This is a man who arrived at the prison very rapidly. It was very clear that he was entering into a state of real distress, hallucinating. He said that voices—he was hearing voices that told him to break a window. And he received no substantive mental healthcare, and then he killed himself in this prison, even after he wrote on an intake form that he had been taking drugs for mental illness, that he had committed—attempted suicide in the past, and a medical—a low-level provider saw that he had tried to cut himself previously.

Map of the day: Most distinctive causes of death


From the Centers for Disease Control, the most distinctive causes of death for each state between 2001 and 2010:

Counts for each cause of death included on the ICD-10 List of 113 Selected Causes of Death along with population sizes were obtained for each of the 50 states and the District of Columbia for 2001 through 2010 from the Underlying Cause of Death file accessible through the Centers for Disease Control and Prevention (CDC) WONDER (Wide-ranging Online Data for Epidemiologic Research) website. We also included subcauses of death contained in this file, such as specific types of cancer, which brought the total number of causes of death to 136. The standardized mortality rate ratio (ie, the ratio of the age-adjusted state-specific death rate for each cause of death relative to the national age-adjusted death rate for each cause of death, equivalent to a location quotient) was then calculated, and the maximum ratio for each state was mapped.

Counts for each cause of death included on the ICD-10 List of 113 Selected Causes of Death along with population sizes were obtained for each of the 50 states and the District of Columbia for 2001 through 2010 from the Underlying Cause of Death file accessible through the Centers for Disease Control and Prevention (CDC) WONDER (Wide-ranging Online Data for Epidemiologic Research) website. We also included subcauses of death contained in this file, such as specific types of cancer, which brought the total number of causes of death to 136. The standardized mortality rate ratio (ie, the ratio of the age-adjusted state-specific death rate for each cause of death relative to the national age-adjusted death rate for each cause of death, equivalent to a location quotient) was then calculated, and the maximum ratio for each state was mapped.

Headline of the day II: Fat chance of that, eh?


A screencap of the London Daily Mail homepage link to this story:

BLOG Zika

Map of the day: Colorado tick fever range, cases


From the Centers for Disease Control, charting a disease that causes campers, backpackers, and day hikers to conduct regular skin searches in search of eight-legged bloodsuckers:

Colorado tick fever (CTF) occurs in people who live in or visit areas where there are infected Dermacentor andersoni ticks. These ticks are found in the western United States or western Canada at elevations of 4,000‒10,000 feet above sea level. In the United States, a total of 83 CTF cases were reported to CDC from 2002 through 2012. CTF is not a nationally notifiable disease; however, several states require that CTF cases be reported to the state health department. As of January 2015, CTF was specifically reportable in six states: Arizona, Colorado, Montana, Oregon, Utah, and Wyoming. All state health departments are encouraged to report CTF cases to CDC on a voluntary basis.

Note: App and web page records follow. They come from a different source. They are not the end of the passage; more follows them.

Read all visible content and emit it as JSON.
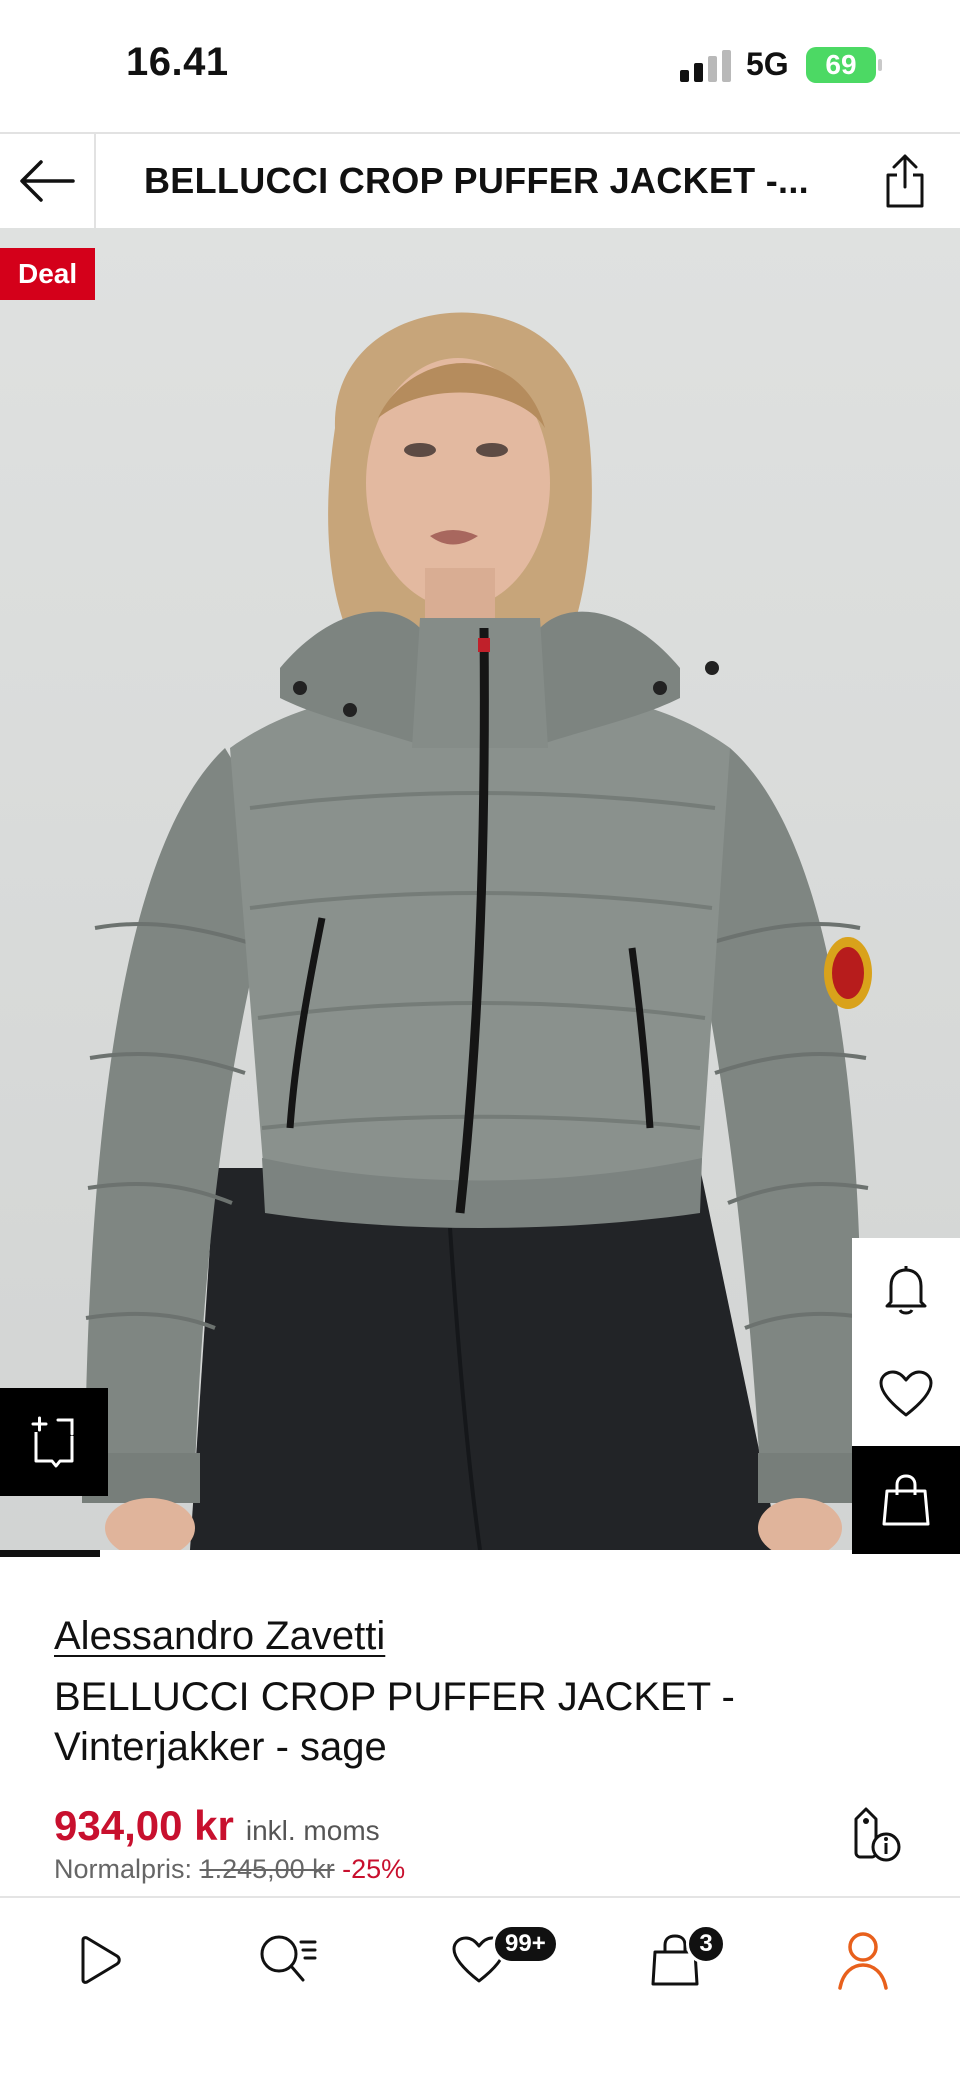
{
  "status_bar": {
    "time": "16.41",
    "network": "5G",
    "battery": "69"
  },
  "header": {
    "title": "BELLUCCI CROP PUFFER JACKET -..."
  },
  "image": {
    "badge": "Deal",
    "icons": {
      "compare": "compare-icon",
      "notify": "bell-icon",
      "wishlist": "heart-icon",
      "cart": "bag-icon"
    }
  },
  "product": {
    "brand": "Alessandro Zavetti",
    "name": "BELLUCCI CROP PUFFER JACKET - Vinterjakker - sage",
    "price": "934,00 kr",
    "vat_note": "inkl. moms",
    "normal_label": "Normalpris:",
    "normal_price": "1.245,00 kr",
    "discount": "-25%"
  },
  "bottom_nav": {
    "wishlist_badge": "99+",
    "cart_badge": "3",
    "active_color": "#e8601c"
  },
  "colors": {
    "accent_red": "#c8102e",
    "deal_red": "#d4001a",
    "jacket_sage": "#8a918d"
  }
}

Colorado tick fever (CTF) occurs in people who live in or visit areas where there are infected Dermacentor andersoni ticks. These ticks are found in the western United States or western Canada at elevations of 4,000‒10,000 feet above sea level. In the United States, a total of 83 CTF cases were reported to CDC from 2002 through 2012. CTF is not a nationally notifiable disease; however, several states require that CTF cases be reported to the state health department. As of January 2015, CTF was specifically reportable in six states: Arizona, Colorado, Montana, Oregon, Utah, and Wyoming. All state health departments are encouraged to report CTF cases to CDC on a voluntary basis.